Some buyers and sellers may get the jitters during their last minute actions—or inactions—that could cause a deal to fall through. As a real estate professional, how can you tell that one of your clients may be getting cold feet?
“There are so many layers involved with mortgage lending and real estate,” Ayesha Kleinjan, co-owner of San Diego Real Estate Properties, told U.S. News & World Report. “The simplest things can make a deal go sideways in the blink of an eye.”
In a recent article from U.S. News & World Report, Kleinjan and other real estate professionals point to several warning signs that could show you’re up against a buyer or seller who may pull out at the last minute and not make it to the settlement table. Here are a few of the red flags to look out for:
The buyer who seems to be having financial issues.
Sellers should seek assurance up front from buyers that there won’t be any financial hiccups delaying or derailing closing. Kleinjan instructs her sellers to ask for proof of funds for a down payment before they make an offer to a buyer, or have the buyer get prequalified for a home loan. If proof of funds can’t be shown initially, they may be stalling—this is a red flag, Kleinjan says. “This happens often,” she told U.S. News & World Report. “Get proof of funds for the down payment up front, always.”
The buyer or seller is showing a lack of transparency.
The buyer or seller may not be forthcoming with requested information. “If there’s any attempt at anything less than full transparency, there’s generally a reason,” says Richard Damrel, a real estate professional with HomeSmart Evergreen Realty in Irvine, Calif. “I see this a lot in home inspections.”
They don’t seem to have very much enthusiasm in the transaction.
A homeowner who may not seem that excited about selling may be having a tough time saying goodbye to their home, among other reasons.

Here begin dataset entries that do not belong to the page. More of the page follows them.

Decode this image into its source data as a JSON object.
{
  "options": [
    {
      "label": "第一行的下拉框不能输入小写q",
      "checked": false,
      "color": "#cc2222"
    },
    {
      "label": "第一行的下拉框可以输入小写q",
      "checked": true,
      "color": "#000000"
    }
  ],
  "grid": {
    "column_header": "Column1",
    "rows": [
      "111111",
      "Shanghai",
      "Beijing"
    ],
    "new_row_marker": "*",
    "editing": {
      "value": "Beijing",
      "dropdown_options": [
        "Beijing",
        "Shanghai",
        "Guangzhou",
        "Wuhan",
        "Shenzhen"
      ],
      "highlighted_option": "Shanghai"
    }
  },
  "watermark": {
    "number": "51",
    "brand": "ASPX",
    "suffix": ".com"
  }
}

You may need to offer them some reassurances. But a buyer showing a lack of enthusiasm, in particular, may be getting cold feet. “Sometimes clients themselves don’t know what they want and in the current frenzy to buy before rates go up, they put in offers without enthusiasm,” Damrel says. But sometimes buyers who are showing less enthusiasm may have found a different property.
Real estate professionals may have to step in to help clients manage the high emotions of a transaction, or help guide them in staying on schedule financially to buy or sell. Fortunately, most contracts do settle on time without delay. According to the August 2018 REALTORS® Confidence Index Survey—a survey of real estate professionals’ latest transactions—76 percent of contracts were settled on time, with only 20 percent delayed and just 5 percent terminated, in August.
For the transactions that did face delays, the holdups tended to be centered on finances. The survey says the reasons for the most common delays are:
- Issues related to obtaining financing: 36%
- Appraisal issues: 18%
- Home inspection/environmental issues: 17%
- Titling/deed issues: 10%